Goal of the exercise ::
Copy every line below where the string "checked" is found.

(Items listed in a dataset)
########

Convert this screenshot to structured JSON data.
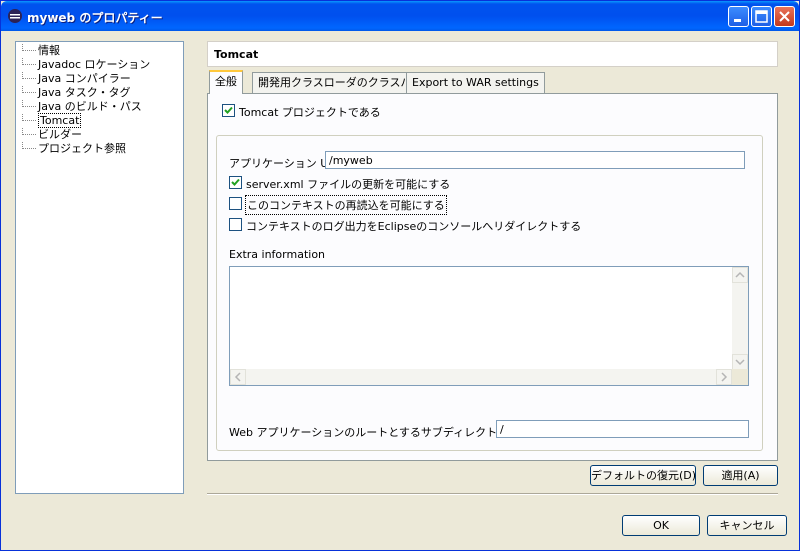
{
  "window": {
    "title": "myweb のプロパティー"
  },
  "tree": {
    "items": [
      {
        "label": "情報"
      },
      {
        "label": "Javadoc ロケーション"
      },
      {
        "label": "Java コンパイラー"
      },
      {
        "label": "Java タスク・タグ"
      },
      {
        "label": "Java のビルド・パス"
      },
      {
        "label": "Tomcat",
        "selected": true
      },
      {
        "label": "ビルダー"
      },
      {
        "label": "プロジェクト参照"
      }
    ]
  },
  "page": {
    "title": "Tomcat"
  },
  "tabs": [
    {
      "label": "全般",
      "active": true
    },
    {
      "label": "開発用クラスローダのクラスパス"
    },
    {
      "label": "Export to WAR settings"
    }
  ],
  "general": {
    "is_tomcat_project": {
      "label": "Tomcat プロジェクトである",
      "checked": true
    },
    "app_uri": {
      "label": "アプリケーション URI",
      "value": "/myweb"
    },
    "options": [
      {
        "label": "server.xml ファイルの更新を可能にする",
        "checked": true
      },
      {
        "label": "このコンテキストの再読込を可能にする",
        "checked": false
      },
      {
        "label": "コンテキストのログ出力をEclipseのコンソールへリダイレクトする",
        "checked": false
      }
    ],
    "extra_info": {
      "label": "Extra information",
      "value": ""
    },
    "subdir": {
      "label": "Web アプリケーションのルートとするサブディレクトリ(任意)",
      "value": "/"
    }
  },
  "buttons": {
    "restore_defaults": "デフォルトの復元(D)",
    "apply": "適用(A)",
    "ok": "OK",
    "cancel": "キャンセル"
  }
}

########

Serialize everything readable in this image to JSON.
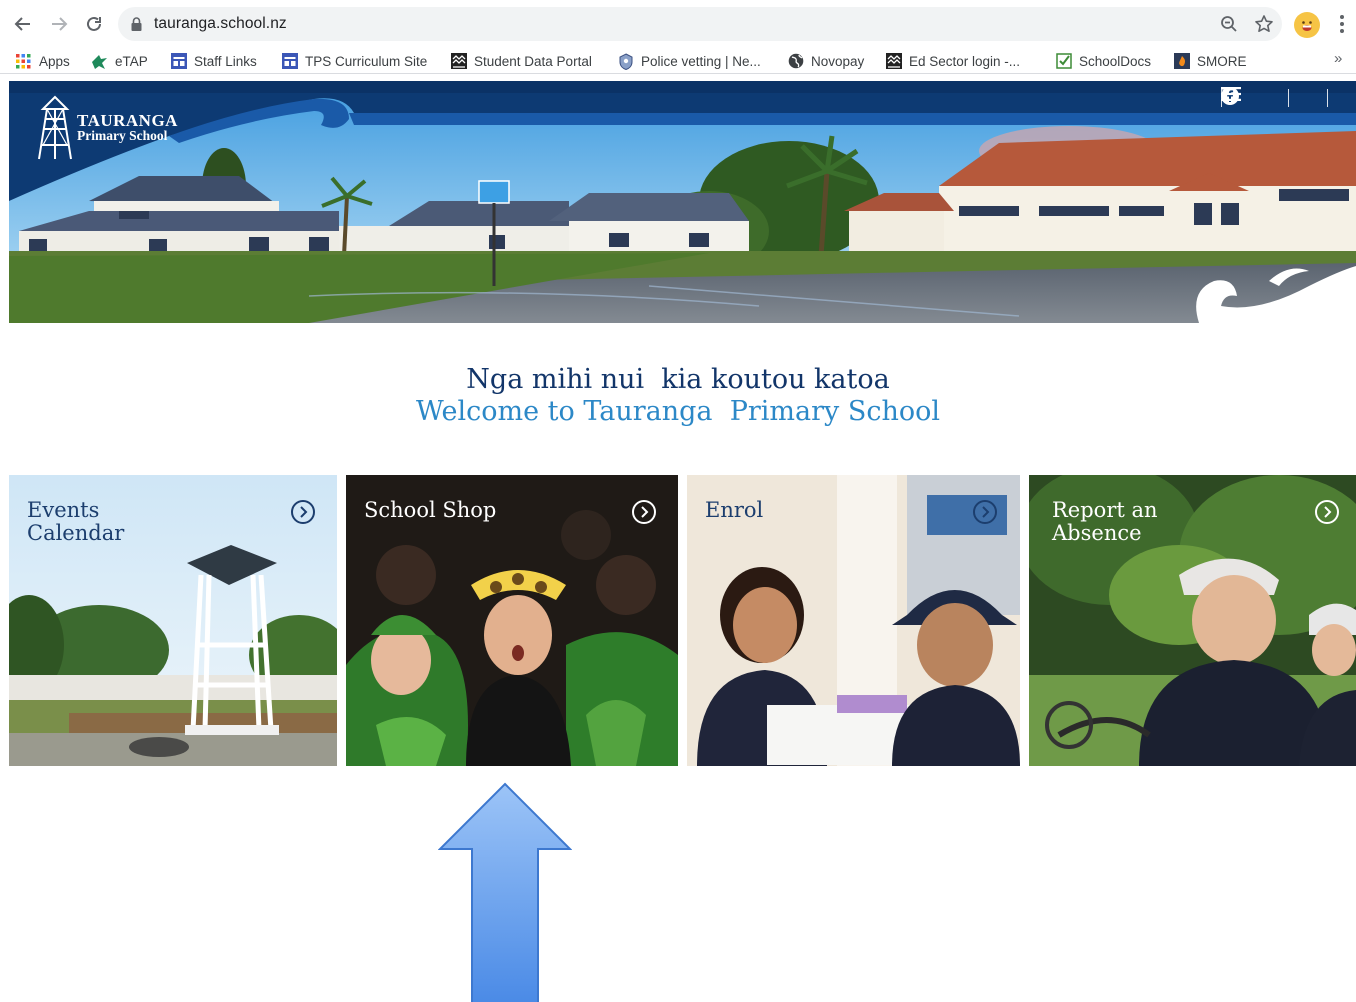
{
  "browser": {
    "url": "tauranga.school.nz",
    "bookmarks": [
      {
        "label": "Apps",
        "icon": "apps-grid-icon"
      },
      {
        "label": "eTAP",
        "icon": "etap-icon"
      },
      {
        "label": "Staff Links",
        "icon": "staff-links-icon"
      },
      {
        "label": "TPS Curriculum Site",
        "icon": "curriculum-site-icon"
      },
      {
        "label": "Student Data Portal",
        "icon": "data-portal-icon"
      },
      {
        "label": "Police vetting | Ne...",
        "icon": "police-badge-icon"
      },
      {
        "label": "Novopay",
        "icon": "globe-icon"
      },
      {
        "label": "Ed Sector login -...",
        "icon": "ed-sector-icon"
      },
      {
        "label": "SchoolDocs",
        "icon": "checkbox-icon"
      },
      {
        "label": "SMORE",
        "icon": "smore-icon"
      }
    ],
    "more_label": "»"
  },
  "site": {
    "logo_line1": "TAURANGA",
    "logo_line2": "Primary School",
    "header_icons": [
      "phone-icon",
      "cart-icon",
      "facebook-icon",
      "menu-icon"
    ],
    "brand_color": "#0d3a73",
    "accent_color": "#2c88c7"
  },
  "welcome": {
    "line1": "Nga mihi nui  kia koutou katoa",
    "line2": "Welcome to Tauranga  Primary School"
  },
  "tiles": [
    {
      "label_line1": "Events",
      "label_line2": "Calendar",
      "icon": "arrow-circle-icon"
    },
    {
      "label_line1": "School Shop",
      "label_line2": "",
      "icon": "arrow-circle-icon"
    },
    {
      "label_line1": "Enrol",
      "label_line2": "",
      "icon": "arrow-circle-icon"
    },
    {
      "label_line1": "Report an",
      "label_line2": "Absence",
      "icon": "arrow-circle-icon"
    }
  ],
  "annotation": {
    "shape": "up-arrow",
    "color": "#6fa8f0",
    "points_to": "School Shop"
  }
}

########

Response to this task ::
      "checked": true
        "checked": true
        "checked": false
        "checked": false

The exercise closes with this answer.